Our gritty emotional attachment, though perhaps humane, and understandable, likely only fosters and creates more negativity. A cold analysis of events is probably better for everyone in the long-run, including dogs. Dry those eyes, calm down, walk away.

Punishment is something I am completely stumped on. Ignoring the corruption of the prison system, the onset of a modern reestablishment of slavery, and the injustice of the justice system, how do we punish correctly, humanely, and intelligently, so that society is better for punishment’s existence? I don’t know, don’t ask me.

Michel Foucault explains in his book Discipline and Punish, The Birth of Prisons, that punishment evolves. 300 years ago it was a la mode (the French were maverick sadists) to exert excruciating pain on people, to let loose for the people the spectre of horrific acts, such as The Rack and pouring molten lead into open wounds. Later punishment took on meaningless Sisyphean work, like breaking rocks, and at present we just take someone’s freedom away – or enslave them to business.

Punishment doesn’t work, but many of us are too busy hating to see the wood for the trees.

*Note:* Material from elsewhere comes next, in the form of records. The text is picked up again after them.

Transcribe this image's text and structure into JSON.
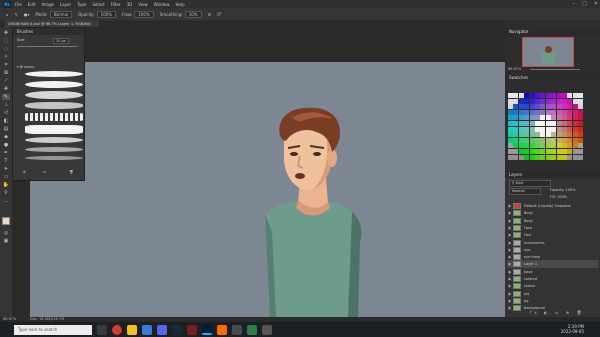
{
  "app": {
    "logo": "Ps"
  },
  "menu": {
    "items": [
      "File",
      "Edit",
      "Image",
      "Layer",
      "Type",
      "Select",
      "Filter",
      "3D",
      "View",
      "Window",
      "Help"
    ]
  },
  "window_controls": [
    "–",
    "□",
    "✕"
  ],
  "options_bar": {
    "mode_label": "Mode:",
    "mode_value": "Normal",
    "opacity_label": "Opacity:",
    "opacity_value": "100%",
    "flow_label": "Flow:",
    "flow_value": "100%",
    "smoothing_label": "Smoothing:",
    "smoothing_value": "10%",
    "angle_value": "0°"
  },
  "document": {
    "tab_title": "CHAIN MAN 4.psd @ 66.7% (Layer 1, RGB/8#)"
  },
  "brush_panel": {
    "title": "Brushes",
    "size_label": "Size:",
    "size_value": "20 px",
    "group_label": "Brushes"
  },
  "navigator": {
    "title": "Navigator",
    "zoom": "66.67%"
  },
  "swatches": {
    "title": "Swatches"
  },
  "layers": {
    "title": "Layers",
    "kind_label": "Kind",
    "blend_mode": "Normal",
    "opacity_label": "Opacity:",
    "opacity_value": "100%",
    "fill_label": "Fill:",
    "fill_value": "100%",
    "rows": [
      {
        "name": "Default (Liquefy) Snapshot",
        "color": "#c94040"
      },
      {
        "name": "Body",
        "color": "#8ab37a"
      },
      {
        "name": "Body",
        "color": "#8ab37a"
      },
      {
        "name": "Face",
        "color": "#8ab37a"
      },
      {
        "name": "Hair",
        "color": "#8ab37a"
      },
      {
        "name": "Accessories",
        "color": "#aaa"
      },
      {
        "name": "eye",
        "color": "#aaa"
      },
      {
        "name": "eye brow",
        "color": "#aaa"
      },
      {
        "name": "Layer 1",
        "color": "#aaa"
      },
      {
        "name": "base",
        "color": "#aaa"
      },
      {
        "name": "colored",
        "color": "#8ab37a"
      },
      {
        "name": "sketch",
        "color": "#8ab37a"
      },
      {
        "name": "old",
        "color": "#8ab37a"
      },
      {
        "name": "bg",
        "color": "#8ab37a"
      },
      {
        "name": "Background",
        "color": "#8ab37a"
      }
    ]
  },
  "status_bar": {
    "zoom": "66.67%",
    "doc_info": "Doc: 18.0M/216.7M"
  },
  "taskbar": {
    "search_placeholder": "Type here to search",
    "time": "2:19 PM",
    "date": "2022-09-05"
  }
}
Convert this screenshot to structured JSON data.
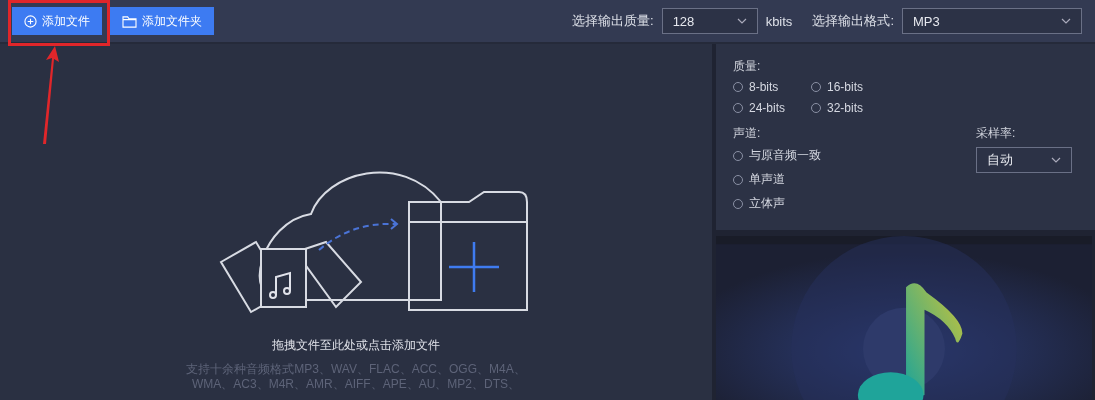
{
  "toolbar": {
    "add_file_button": "添加文件",
    "add_folder_button": "添加文件夹",
    "quality_label": "选择输出质量:",
    "quality_value": "128",
    "quality_unit": "kbits",
    "format_label": "选择输出格式:",
    "format_value": "MP3"
  },
  "annotation": {
    "kind": "highlight-arrow"
  },
  "drop_zone": {
    "hint": "拖拽文件至此处或点击添加文件",
    "formats": [
      "支持十余种音频格式MP3、WAV、FLAC、ACC、OGG、M4A、",
      "WMA、AC3、M4R、AMR、AIFF、APE、AU、MP2、DTS、"
    ]
  },
  "settings": {
    "quality_label": "质量:",
    "quality_options": [
      {
        "label": "8-bits",
        "selected": false
      },
      {
        "label": "16-bits",
        "selected": false
      },
      {
        "label": "24-bits",
        "selected": false
      },
      {
        "label": "32-bits",
        "selected": false
      }
    ],
    "channel_label": "声道:",
    "channel_options": [
      {
        "label": "与原音频一致",
        "selected": false
      },
      {
        "label": "单声道",
        "selected": false
      },
      {
        "label": "立体声",
        "selected": false
      }
    ],
    "sample_rate_label": "采样率:",
    "sample_rate_value": "自动"
  }
}
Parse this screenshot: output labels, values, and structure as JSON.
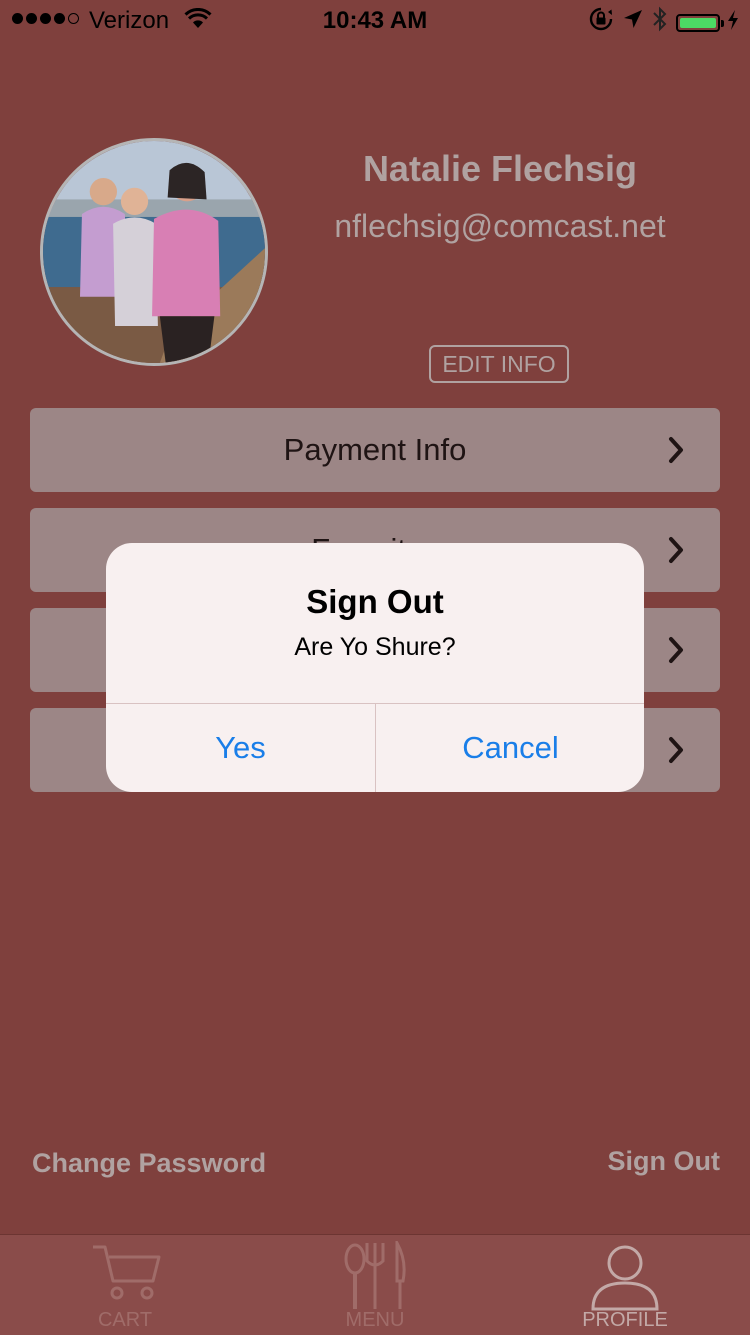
{
  "status_bar": {
    "carrier": "Verizon",
    "time": "10:43 AM",
    "signal_bars": 4,
    "signal_total": 5,
    "battery_level": 1.0
  },
  "profile": {
    "name": "Natalie Flechsig",
    "email": "nflechsig@comcast.net",
    "edit_label": "EDIT INFO"
  },
  "menu": {
    "items": [
      {
        "label": "Payment Info"
      },
      {
        "label": "Favorites"
      },
      {
        "label": ""
      },
      {
        "label": ""
      }
    ]
  },
  "footer_links": {
    "change_password": "Change Password",
    "sign_out": "Sign Out"
  },
  "tab_bar": {
    "tabs": [
      {
        "label": "CART",
        "icon": "cart-icon"
      },
      {
        "label": "MENU",
        "icon": "fork-knife-icon"
      },
      {
        "label": "PROFILE",
        "icon": "person-icon"
      }
    ],
    "active": "PROFILE"
  },
  "alert": {
    "title": "Sign Out",
    "message": "Are Yo Shure?",
    "confirm_label": "Yes",
    "cancel_label": "Cancel"
  },
  "colors": {
    "background_overlay": "#7f403d",
    "alert_button": "#1a7ee8",
    "battery": "#4cd964"
  }
}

I can’t really think of a good way to punish those girls if they are ever arrested. I’m not even sure they should be punished.

Hopefully one day we’ll transcend punishment. But maybe that’s too utopian for people to stomach, Hobbes included. But then some people believe in things like eternal love, mutual recognition (the end of master/slave) or the interconnectivity with each other and the cosmos.

If that’s too futuristic for you, then I’ll get historical and say that when Jesus said, ‘Father, forgive them.’ I think he was thinking along the right lines. Jesus was alright, the Father was a bit of a dick. 

And if Peppi really did get it prematurely, then mother I forgive you, you had a tough life. Anyway, Peppi is now in puppy heaven, frolicking with Toby and Lindy, my other dead dogs…